The national bestselling author of A Thousand Ships returns with a fascinating, eye-opening take on the remarkable women at the heart of classical stories Greek mythology from Helen of Troy to Pandora and the Amazons to Medea.
“Funny, sharp explications of what these sometimes not-very-nice women were up to, and how they sometimes made idiots of . . . but read on!”—Margaret Atwood, author of The Handmaid’s Tale
The tellers of Greek myths—historically men—have routinely sidelined the female characters. When they do take a larger role, women are often portrayed as monstrous, vengeful or just plain evil—like Pandora, the woman of eternal scorn and damnation whose curiosity is tasked with causing all the world’s suffering and wickedness when she opened that forbidden box. But, as Natalie Hayes reveals, in early Greek myths there was no box. It was a jar . . . which is far more likely to tip over.
In Pandora’s Jar, the broadcaster, writer, stand-up comedian, and passionate classicist turns the tables, putting the women of the Greek myths on an equal footing with the men. With wit, humor, and savvy, Haynes revolutionizes our understanding of epic poems, stories, and plays, resurrecting them from a woman’s perspective and tracing the origins of their mythic female characters. She looks at women such as Jocasta, Oedipus’ mother-turned-lover (turned Freudian sticking point), who gouged out her eyes upon discovering the truth about her new relationship, and was less helpless than we have been led to believe. She considers Helen of Troy—whose face famously “launch’d a thousand ships,” but was decidedly more child than woman when she was accused of “causing” the Trojan war. She demonstrates how the vilified Medea was like an ancient Beyonce—getting her revenge on the men who hurt and betrayed her, perhaps justifiably so. And she turns her eye to Medusa—the serpent-like seductress whose stare turned men to stone—who wasn’t always a monster, and was far more victim than perpetrator.

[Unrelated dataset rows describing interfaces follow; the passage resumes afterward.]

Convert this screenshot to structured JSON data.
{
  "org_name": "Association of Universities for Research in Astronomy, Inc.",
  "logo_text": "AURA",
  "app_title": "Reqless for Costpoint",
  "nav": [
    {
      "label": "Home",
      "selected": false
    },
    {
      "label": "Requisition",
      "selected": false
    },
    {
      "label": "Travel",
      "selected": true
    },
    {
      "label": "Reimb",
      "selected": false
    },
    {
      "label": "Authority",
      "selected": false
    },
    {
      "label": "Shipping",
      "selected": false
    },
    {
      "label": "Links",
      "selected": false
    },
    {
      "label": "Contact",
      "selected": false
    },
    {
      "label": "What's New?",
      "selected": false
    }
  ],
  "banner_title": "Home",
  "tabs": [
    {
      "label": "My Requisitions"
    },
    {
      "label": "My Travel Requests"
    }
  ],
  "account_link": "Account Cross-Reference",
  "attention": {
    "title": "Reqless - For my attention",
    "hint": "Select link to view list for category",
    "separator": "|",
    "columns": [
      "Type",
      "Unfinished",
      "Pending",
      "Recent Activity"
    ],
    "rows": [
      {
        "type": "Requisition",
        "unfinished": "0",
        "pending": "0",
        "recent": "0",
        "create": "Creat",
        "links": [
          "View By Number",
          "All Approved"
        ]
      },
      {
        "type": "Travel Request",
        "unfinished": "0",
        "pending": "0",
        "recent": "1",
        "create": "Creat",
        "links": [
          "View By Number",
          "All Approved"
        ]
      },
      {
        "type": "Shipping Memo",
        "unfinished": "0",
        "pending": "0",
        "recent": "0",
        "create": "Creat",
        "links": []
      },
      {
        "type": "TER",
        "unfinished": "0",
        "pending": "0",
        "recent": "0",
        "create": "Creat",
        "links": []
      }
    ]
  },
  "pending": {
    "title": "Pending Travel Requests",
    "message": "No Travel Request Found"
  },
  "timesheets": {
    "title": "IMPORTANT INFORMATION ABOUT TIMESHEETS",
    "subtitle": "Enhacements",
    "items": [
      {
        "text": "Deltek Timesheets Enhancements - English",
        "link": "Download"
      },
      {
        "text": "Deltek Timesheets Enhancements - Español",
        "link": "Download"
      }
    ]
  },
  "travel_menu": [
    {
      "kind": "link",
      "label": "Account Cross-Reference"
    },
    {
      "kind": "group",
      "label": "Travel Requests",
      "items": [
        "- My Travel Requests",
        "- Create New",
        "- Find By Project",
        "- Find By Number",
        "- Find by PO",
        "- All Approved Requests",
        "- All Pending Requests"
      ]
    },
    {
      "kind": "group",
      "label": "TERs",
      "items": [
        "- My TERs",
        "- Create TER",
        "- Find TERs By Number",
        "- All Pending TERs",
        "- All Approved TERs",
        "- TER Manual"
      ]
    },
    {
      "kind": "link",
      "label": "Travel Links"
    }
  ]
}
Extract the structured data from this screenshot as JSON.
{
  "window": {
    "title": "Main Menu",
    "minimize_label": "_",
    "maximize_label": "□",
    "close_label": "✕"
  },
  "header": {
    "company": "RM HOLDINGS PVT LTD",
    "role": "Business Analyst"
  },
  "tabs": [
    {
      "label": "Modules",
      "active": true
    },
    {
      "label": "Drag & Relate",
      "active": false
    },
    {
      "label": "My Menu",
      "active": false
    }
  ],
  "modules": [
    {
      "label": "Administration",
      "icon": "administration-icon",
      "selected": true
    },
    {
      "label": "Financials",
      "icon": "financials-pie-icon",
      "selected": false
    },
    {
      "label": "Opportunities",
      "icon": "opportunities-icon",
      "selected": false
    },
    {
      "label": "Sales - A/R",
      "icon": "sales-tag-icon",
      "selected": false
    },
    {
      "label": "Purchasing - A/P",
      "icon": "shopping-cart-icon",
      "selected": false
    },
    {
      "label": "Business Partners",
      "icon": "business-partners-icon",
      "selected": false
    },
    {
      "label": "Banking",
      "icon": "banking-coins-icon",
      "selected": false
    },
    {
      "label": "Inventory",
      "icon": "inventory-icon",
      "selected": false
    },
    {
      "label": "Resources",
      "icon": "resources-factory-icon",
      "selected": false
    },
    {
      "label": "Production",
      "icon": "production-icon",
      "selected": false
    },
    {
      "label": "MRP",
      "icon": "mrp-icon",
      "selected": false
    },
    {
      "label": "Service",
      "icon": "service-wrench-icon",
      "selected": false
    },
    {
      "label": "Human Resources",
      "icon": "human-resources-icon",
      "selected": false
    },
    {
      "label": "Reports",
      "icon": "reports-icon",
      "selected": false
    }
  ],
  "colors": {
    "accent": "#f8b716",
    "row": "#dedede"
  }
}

Pandora’s Jar brings nuance and care to the centuries-old myths and legends and asks the question: Why we were so quick to villainize these women in the first place—and so eager to accept the stories we’ve been told?